◆ **What you have to do**
Look through the records below, and copy out every line that holds the string "shown".

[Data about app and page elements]
++++
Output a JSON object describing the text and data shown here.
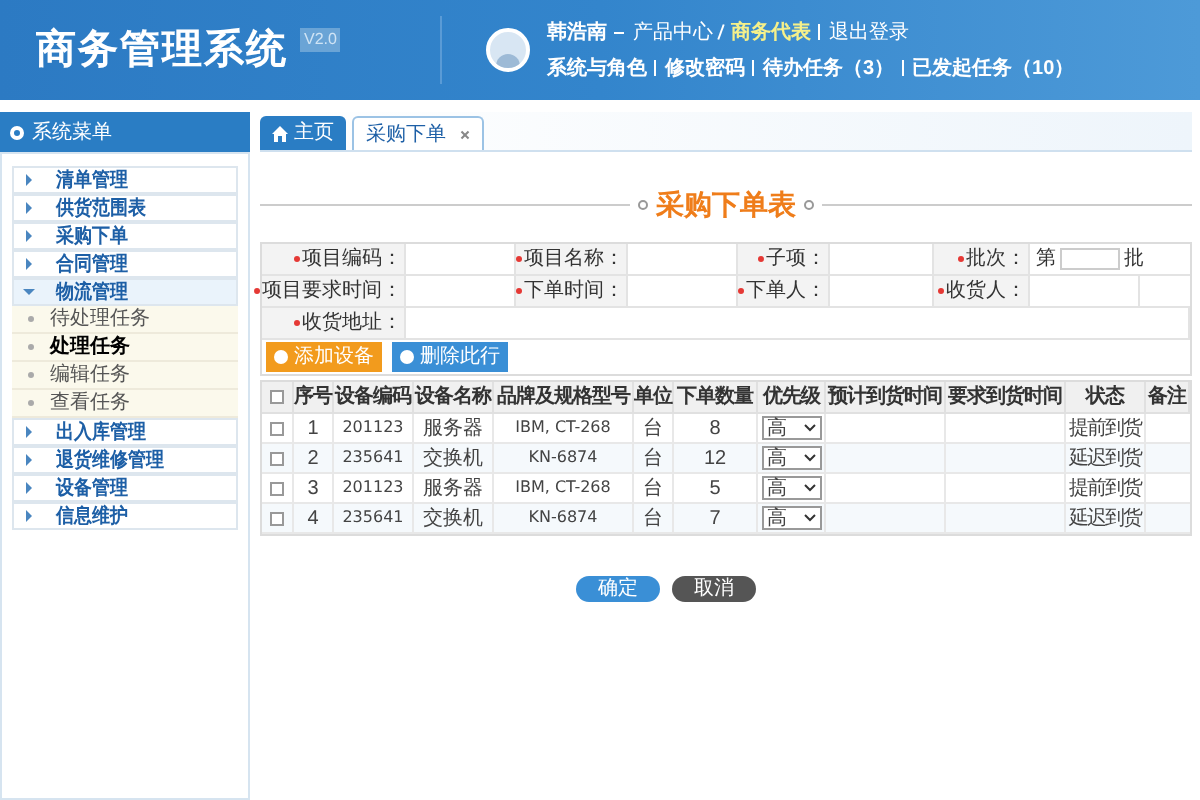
{
  "header": {
    "title": "商务管理系统",
    "version": "V2.0",
    "user": "韩浩南",
    "breadcrumb": [
      {
        "label": "产品中心",
        "selected": false
      },
      {
        "label": "商务代表",
        "selected": true
      }
    ],
    "logout": "退出登录",
    "links": [
      "系统与角色",
      "修改密码",
      "待办任务（3）",
      "已发起任务（10）"
    ]
  },
  "sidebar": {
    "title": "系统菜单",
    "items": [
      {
        "label": "清单管理",
        "expanded": false
      },
      {
        "label": "供货范围表",
        "expanded": false
      },
      {
        "label": "采购下单",
        "expanded": false
      },
      {
        "label": "合同管理",
        "expanded": false
      },
      {
        "label": "物流管理",
        "expanded": true,
        "children": [
          {
            "label": "待处理任务",
            "selected": false
          },
          {
            "label": "处理任务",
            "selected": true
          },
          {
            "label": "编辑任务",
            "selected": false
          },
          {
            "label": "查看任务",
            "selected": false
          }
        ]
      },
      {
        "label": "出入库管理",
        "expanded": false
      },
      {
        "label": "退货维修管理",
        "expanded": false
      },
      {
        "label": "设备管理",
        "expanded": false
      },
      {
        "label": "信息维护",
        "expanded": false
      }
    ]
  },
  "tabs": [
    {
      "label": "主页",
      "kind": "home",
      "selected": false
    },
    {
      "label": "采购下单",
      "kind": "closable",
      "selected": true
    }
  ],
  "form": {
    "title": "采购下单表",
    "rows": [
      [
        {
          "label": "项目编码：",
          "required": true
        },
        {
          "label": "项目名称：",
          "required": true
        },
        {
          "label": "子项：",
          "required": true
        },
        {
          "label": "批次：",
          "required": true,
          "kind": "batch",
          "prefix": "第",
          "suffix": "批"
        }
      ],
      [
        {
          "label": "项目要求时间：",
          "required": true
        },
        {
          "label": "下单时间：",
          "required": true
        },
        {
          "label": "下单人：",
          "required": true
        },
        {
          "label": "收货人：",
          "required": true
        }
      ],
      [
        {
          "label": "收货地址：",
          "required": true,
          "kind": "wide"
        }
      ]
    ],
    "actions": [
      {
        "label": "添加设备",
        "kind": "add"
      },
      {
        "label": "删除此行",
        "kind": "delete"
      }
    ]
  },
  "table": {
    "all_checked": false,
    "columns": [
      "序号",
      "设备编码",
      "设备名称",
      "品牌及规格型号",
      "单位",
      "下单数量",
      "优先级",
      "预计到货时间",
      "要求到货时间",
      "状态",
      "备注"
    ],
    "rows": [
      {
        "checked": false,
        "cells": [
          "1",
          "201123",
          "服务器",
          "IBM, CT-268",
          "台",
          "8"
        ],
        "priority": "高",
        "status": "提前到货"
      },
      {
        "checked": false,
        "cells": [
          "2",
          "235641",
          "交换机",
          "KN-6874",
          "台",
          "12"
        ],
        "priority": "高",
        "status": "延迟到货"
      },
      {
        "checked": false,
        "cells": [
          "3",
          "201123",
          "服务器",
          "IBM, CT-268",
          "台",
          "5"
        ],
        "priority": "高",
        "status": "提前到货"
      },
      {
        "checked": false,
        "cells": [
          "4",
          "235641",
          "交换机",
          "KN-6874",
          "台",
          "7"
        ],
        "priority": "高",
        "status": "延迟到货"
      }
    ]
  },
  "buttons": [
    {
      "label": "确定",
      "kind": "primary"
    },
    {
      "label": "取消",
      "kind": "secondary"
    }
  ]
}
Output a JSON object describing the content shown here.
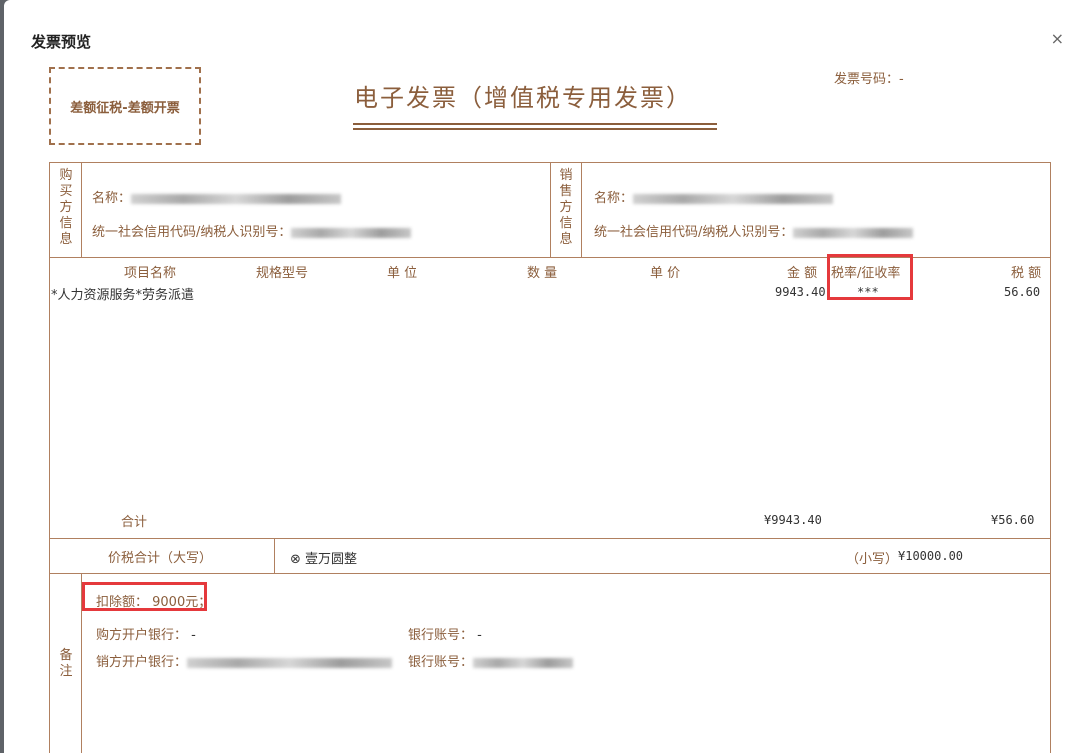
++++
◆ **Result**
Output a JSON object describing the text and data shown here.
Output a JSON object describing the content shown here.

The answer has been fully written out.